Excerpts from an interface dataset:
--

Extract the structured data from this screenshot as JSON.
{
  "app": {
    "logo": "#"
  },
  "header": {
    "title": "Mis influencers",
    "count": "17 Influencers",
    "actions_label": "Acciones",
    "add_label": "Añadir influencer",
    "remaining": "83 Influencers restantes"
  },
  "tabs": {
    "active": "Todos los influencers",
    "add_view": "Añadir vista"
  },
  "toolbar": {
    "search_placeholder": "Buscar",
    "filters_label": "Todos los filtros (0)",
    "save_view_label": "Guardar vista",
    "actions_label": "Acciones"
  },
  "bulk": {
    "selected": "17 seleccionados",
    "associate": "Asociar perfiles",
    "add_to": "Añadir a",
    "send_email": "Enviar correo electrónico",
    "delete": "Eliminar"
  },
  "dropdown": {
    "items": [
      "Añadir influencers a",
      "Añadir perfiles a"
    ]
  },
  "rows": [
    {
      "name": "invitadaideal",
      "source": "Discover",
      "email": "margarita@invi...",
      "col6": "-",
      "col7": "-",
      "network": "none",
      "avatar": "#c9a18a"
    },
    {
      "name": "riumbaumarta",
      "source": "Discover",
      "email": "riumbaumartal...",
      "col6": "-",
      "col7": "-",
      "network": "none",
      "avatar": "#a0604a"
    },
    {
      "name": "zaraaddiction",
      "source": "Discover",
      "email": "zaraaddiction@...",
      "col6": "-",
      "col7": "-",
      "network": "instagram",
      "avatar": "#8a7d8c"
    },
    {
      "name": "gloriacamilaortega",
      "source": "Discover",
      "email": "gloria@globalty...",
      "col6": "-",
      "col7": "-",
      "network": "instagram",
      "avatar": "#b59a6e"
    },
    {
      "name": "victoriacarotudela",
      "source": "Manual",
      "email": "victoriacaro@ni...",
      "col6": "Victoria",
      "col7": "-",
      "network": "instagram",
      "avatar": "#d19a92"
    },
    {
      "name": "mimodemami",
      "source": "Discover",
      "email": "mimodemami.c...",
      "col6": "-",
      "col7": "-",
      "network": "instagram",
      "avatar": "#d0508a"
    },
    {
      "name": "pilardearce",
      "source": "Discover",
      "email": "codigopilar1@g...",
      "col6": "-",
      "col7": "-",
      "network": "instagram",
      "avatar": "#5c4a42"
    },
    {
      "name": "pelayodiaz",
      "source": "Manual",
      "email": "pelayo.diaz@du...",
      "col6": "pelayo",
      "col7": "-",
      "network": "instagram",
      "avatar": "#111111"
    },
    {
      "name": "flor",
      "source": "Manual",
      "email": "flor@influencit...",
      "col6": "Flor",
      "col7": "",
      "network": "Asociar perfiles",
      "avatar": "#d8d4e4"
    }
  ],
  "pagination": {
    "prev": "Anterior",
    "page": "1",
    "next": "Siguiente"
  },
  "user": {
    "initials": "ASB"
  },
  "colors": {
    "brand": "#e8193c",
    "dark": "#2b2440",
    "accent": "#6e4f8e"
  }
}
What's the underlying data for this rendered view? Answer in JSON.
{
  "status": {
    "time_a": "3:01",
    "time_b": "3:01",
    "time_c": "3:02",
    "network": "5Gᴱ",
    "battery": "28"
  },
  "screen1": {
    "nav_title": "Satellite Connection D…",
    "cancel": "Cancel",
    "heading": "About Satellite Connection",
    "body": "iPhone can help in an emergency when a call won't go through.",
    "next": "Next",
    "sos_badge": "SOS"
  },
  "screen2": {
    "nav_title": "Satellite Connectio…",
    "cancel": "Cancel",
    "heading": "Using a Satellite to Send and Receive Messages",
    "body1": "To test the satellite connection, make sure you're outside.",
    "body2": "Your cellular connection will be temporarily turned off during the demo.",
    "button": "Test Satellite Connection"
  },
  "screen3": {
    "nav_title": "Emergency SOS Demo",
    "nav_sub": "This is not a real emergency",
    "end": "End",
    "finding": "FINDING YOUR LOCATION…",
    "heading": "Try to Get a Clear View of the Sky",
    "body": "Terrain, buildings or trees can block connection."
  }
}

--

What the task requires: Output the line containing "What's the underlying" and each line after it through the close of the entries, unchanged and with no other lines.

The answer:
What's the underlying data for this rendered view? Answer in JSON.
{
  "status": {
    "time_a": "3:01",
    "time_b": "3:01",
    "time_c": "3:02",
    "network": "5Gᴱ",
    "battery": "28"
  },
  "screen1": {
    "nav_title": "Satellite Connection D…",
    "cancel": "Cancel",
    "heading": "About Satellite Connection",
    "body": "iPhone can help in an emergency when a call won't go through.",
    "next": "Next",
    "sos_badge": "SOS"
  },
  "screen2": {
    "nav_title": "Satellite Connectio…",
    "cancel": "Cancel",
    "heading": "Using a Satellite to Send and Receive Messages",
    "body1": "To test the satellite connection, make sure you're outside.",
    "body2": "Your cellular connection will be temporarily turned off during the demo.",
    "button": "Test Satellite Connection"
  },
  "screen3": {
    "nav_title": "Emergency SOS Demo",
    "nav_sub": "This is not a real emergency",
    "end": "End",
    "finding": "FINDING YOUR LOCATION…",
    "heading": "Try to Get a Clear View of the Sky",
    "body": "Terrain, buildings or trees can block connection."
  }
}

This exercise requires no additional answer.